• **What is required**
Which lines of the material hold the word "number"? Copy each one.

• **Records for the exercise**
"""

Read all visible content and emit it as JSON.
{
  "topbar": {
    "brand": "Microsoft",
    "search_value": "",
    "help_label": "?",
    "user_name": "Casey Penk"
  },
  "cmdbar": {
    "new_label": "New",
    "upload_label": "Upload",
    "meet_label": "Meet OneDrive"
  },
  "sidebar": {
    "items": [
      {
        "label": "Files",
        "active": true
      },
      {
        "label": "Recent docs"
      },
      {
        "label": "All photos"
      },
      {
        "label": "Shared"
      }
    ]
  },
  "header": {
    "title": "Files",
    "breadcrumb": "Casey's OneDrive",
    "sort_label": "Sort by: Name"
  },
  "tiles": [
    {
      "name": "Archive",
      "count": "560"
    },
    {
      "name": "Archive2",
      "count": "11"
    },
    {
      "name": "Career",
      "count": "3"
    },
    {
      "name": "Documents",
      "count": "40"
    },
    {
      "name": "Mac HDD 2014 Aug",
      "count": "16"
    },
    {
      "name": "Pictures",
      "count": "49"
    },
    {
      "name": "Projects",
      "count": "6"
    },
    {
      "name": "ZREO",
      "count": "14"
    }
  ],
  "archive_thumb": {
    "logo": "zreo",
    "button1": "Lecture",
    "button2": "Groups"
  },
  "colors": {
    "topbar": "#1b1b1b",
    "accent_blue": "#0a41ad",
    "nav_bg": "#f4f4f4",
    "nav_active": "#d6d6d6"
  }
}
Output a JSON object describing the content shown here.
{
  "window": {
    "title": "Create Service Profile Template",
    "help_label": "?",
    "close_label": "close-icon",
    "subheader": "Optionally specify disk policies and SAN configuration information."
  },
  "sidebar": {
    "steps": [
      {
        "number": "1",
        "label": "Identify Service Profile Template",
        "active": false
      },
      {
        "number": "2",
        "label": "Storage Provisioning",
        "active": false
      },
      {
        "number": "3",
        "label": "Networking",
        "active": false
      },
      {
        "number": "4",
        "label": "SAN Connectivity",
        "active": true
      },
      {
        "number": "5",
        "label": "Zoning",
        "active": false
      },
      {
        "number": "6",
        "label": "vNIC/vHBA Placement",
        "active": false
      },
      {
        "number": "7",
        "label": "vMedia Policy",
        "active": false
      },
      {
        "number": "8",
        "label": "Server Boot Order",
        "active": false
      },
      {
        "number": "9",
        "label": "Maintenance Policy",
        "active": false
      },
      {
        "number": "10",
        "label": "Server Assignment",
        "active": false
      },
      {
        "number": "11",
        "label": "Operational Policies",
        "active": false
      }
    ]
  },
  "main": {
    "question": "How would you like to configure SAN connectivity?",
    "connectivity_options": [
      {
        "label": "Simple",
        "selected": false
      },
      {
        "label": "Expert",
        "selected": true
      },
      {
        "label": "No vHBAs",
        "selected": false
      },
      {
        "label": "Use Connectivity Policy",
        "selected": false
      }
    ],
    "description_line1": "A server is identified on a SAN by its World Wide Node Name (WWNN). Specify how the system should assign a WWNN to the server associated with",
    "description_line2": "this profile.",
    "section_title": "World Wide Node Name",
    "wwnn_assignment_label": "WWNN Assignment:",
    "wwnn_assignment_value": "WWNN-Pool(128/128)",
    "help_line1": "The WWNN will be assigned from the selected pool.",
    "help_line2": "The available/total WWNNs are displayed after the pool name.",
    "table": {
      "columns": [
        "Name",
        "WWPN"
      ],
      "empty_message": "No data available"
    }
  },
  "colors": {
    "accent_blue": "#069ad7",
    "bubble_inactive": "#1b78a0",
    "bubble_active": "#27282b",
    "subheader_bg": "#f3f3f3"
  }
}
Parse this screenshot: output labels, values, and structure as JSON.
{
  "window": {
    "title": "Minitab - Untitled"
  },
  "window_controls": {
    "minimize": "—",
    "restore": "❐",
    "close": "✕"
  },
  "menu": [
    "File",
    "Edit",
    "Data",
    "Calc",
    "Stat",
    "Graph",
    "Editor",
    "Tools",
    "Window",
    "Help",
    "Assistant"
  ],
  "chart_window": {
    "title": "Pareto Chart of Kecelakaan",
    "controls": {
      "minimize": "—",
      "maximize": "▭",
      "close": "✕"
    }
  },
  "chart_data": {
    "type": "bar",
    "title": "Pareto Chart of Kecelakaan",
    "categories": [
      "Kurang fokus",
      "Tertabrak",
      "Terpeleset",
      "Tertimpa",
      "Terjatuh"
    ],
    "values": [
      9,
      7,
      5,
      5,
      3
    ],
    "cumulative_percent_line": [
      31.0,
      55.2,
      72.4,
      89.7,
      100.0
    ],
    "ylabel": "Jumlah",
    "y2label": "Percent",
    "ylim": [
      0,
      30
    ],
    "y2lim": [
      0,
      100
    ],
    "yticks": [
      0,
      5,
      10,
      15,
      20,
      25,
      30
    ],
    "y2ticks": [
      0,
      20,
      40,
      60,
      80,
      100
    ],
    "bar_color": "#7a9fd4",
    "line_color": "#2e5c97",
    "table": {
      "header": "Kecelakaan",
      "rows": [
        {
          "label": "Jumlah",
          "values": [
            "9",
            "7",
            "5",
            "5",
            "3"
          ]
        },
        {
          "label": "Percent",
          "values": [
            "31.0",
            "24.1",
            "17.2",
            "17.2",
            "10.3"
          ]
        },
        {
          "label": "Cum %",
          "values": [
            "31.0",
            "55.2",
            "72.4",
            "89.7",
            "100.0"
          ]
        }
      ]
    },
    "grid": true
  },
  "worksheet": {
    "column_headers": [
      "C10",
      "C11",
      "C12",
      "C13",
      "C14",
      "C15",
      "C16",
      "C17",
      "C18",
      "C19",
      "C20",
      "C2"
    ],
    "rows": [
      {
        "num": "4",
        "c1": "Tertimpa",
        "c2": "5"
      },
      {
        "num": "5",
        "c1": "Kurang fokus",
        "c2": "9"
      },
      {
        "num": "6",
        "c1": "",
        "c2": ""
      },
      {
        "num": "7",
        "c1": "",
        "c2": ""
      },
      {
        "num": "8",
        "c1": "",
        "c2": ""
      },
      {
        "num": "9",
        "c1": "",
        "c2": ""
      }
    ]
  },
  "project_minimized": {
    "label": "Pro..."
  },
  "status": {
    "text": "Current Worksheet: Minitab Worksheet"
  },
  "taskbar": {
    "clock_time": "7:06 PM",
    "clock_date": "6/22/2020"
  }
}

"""

• **Output**
        "number": "1",
        "number": "2",
        "number": "3",
        "number": "4",
        "number": "5",
        "number": "6",
        "number": "7",
        "number": "8",
        "number": "9",
        "number": "10",
        "number": "11",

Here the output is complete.